Exploitation results

The PsyCog battery developed for the PSYSCAN study has already been adopted in other ongoing projects. We anticipate that this battery is likely to be widely used in early psychosis research as administration of cognitive tasks using this tool reduces the patient and researcher burden. It is possible that Cambridge Cognition may wish to commercialise this mini-battery, but discussions about this have yet to be completed.

The potential for exploiting the PSYSCAN tools will depend on the results of their application in the datasets in WP5, which have not yet been finalised. If these tools permit the prediction of clinical outcomes in psychosis with a high degree of accuracy, we anticipate that they will be made freely available to academics, and available to industry for a fee.


List of Websites:
Project website: http://psyscan.eu/

WP1 Leader
Prof. Philip McGuire
Affiliation: Department of Psychosis Studies, Institute of Psychiatry, Psychology & Neuroscience, King’s College London, UK.
Email: philip.mcguire@kcl.ac.uk

WP2 Leader
Prof. Andrea Mechelli
Affiliation: Department of Psychosis Studies, Institute of Psychiatry, Psychology & Neuroscience, King’s College London, UK.
Email: a.mechelli@kcl.ac.uk

WP3 Leaders
Prof. Ed Bullmore
Affiliation: Department of Psychiatry, University of Cambridge, Cambridge, UK.
Email: etb23@cam.ac.uk

Prof. Michael Brammer
Affiliation: Department of Neuroimaging, Institute of Psychiatry, Psychology and Neuroscience, King’s College London, London, UK.
Email: michael.brammer@kcl.ac.uk

WP4 Leader
Dr Robin Wolz
Affiliation: IXICO LtD, London, UK.
Email: robin.wolz@ixico.com

WP5 Leader
Prof. René Kahn
Affiliation: Division of Neurosciences, Department of Psychiatry, University Medical Center, Utrecht, The Netherlands.
Email: rene.kahn@mssm.edu

WP6 Leader
Prof. Celso Arango
Affiliation: Servicio de Psiquiatría del Niño y del Adolescente, Hospital General Universitario Gregorio Marañon, Universidad Complutense Madrid, Spain.
Email: carango@hggm.es

CHR Project Manager
Dr Stefania Tognin
Affiliation: Department of Psychosis Studies, Institute of Psychiatry, Psychology & Neuroscience, King’s College London, UK.
Email: stefania.tognin@kcl.ac.uk

FEP Project Manager
Dr Erika van Hell
Affiliation: University Medical Center, Utrecht, The Netherlands.
Email: H.H.vanHell-2@umcutrecht.nl

CHR Network Coordinator
Prof. Paolo Fusar-Poli
Affiliation: Department of Psychosis Studies, Institute of Psychiatry, Psychology & Neuroscience, King’s College London, UK.
Email: paolo.fusar-poli@kcl.ac.uk

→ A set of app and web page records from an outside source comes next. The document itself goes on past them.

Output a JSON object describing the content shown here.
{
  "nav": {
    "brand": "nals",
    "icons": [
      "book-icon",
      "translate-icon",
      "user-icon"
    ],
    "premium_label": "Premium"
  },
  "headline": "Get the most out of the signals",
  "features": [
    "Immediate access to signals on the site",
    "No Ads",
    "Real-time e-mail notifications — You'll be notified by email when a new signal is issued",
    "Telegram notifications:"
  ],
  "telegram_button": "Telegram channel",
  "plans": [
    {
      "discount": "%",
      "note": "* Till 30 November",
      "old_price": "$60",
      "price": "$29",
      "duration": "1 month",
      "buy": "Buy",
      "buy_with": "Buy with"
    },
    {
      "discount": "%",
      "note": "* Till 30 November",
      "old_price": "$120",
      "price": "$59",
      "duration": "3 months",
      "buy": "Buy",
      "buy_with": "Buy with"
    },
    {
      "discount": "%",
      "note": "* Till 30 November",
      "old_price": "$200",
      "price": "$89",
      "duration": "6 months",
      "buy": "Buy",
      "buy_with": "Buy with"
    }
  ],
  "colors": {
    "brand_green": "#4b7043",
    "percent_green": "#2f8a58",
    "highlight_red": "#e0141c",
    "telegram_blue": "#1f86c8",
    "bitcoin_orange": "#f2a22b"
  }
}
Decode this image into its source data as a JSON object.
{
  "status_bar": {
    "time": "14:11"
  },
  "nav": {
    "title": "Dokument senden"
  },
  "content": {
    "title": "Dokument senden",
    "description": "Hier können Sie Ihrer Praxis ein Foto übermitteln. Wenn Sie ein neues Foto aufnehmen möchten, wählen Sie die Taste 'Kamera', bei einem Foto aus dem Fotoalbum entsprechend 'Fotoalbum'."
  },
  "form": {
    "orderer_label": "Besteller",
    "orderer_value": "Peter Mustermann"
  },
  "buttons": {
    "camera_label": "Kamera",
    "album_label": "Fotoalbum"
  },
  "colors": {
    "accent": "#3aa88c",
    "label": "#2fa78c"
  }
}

Scientific Coordinator
Dr Alexis Cullen
Affiliation: Department of Psychosis Studies, Institute of Psychiatry, Psychology & Neuroscience, King’s College London, UK.
Email: alexis.cullen@kcl.ac.uk
final1-psyscan-p5-figures.pdf